- [EXERCISE DETAILS]
Restate the whole listing word for word, missing no line.

- [DATASET EXCERPTS]
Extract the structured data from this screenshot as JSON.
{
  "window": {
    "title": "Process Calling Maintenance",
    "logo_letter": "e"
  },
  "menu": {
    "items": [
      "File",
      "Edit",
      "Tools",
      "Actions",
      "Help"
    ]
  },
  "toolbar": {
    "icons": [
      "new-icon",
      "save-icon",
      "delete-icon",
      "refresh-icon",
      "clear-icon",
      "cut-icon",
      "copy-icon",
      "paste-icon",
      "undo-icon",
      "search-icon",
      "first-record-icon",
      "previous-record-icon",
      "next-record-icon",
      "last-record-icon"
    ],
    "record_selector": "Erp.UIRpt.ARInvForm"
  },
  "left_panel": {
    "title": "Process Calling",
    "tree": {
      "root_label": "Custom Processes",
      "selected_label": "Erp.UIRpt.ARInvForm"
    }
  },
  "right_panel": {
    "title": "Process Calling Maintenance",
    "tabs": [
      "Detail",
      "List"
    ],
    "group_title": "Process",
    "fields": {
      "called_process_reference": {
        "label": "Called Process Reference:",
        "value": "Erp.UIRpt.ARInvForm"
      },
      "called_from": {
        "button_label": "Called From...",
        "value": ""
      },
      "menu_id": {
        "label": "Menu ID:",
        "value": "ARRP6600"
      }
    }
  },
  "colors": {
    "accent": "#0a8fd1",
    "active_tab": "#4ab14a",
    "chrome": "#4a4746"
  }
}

- [OUTPUT BELOW]
Extract the structured data from this screenshot as JSON.
{
  "window": {
    "title": "Process Calling Maintenance",
    "logo_letter": "e"
  },
  "menu": {
    "items": [
      "File",
      "Edit",
      "Tools",
      "Actions",
      "Help"
    ]
  },
  "toolbar": {
    "icons": [
      "new-icon",
      "save-icon",
      "delete-icon",
      "refresh-icon",
      "clear-icon",
      "cut-icon",
      "copy-icon",
      "paste-icon",
      "undo-icon",
      "search-icon",
      "first-record-icon",
      "previous-record-icon",
      "next-record-icon",
      "last-record-icon"
    ],
    "record_selector": "Erp.UIRpt.ARInvForm"
  },
  "left_panel": {
    "title": "Process Calling",
    "tree": {
      "root_label": "Custom Processes",
      "selected_label": "Erp.UIRpt.ARInvForm"
    }
  },
  "right_panel": {
    "title": "Process Calling Maintenance",
    "tabs": [
      "Detail",
      "List"
    ],
    "group_title": "Process",
    "fields": {
      "called_process_reference": {
        "label": "Called Process Reference:",
        "value": "Erp.UIRpt.ARInvForm"
      },
      "called_from": {
        "button_label": "Called From...",
        "value": ""
      },
      "menu_id": {
        "label": "Menu ID:",
        "value": "ARRP6600"
      }
    }
  },
  "colors": {
    "accent": "#0a8fd1",
    "active_tab": "#4ab14a",
    "chrome": "#4a4746"
  }
}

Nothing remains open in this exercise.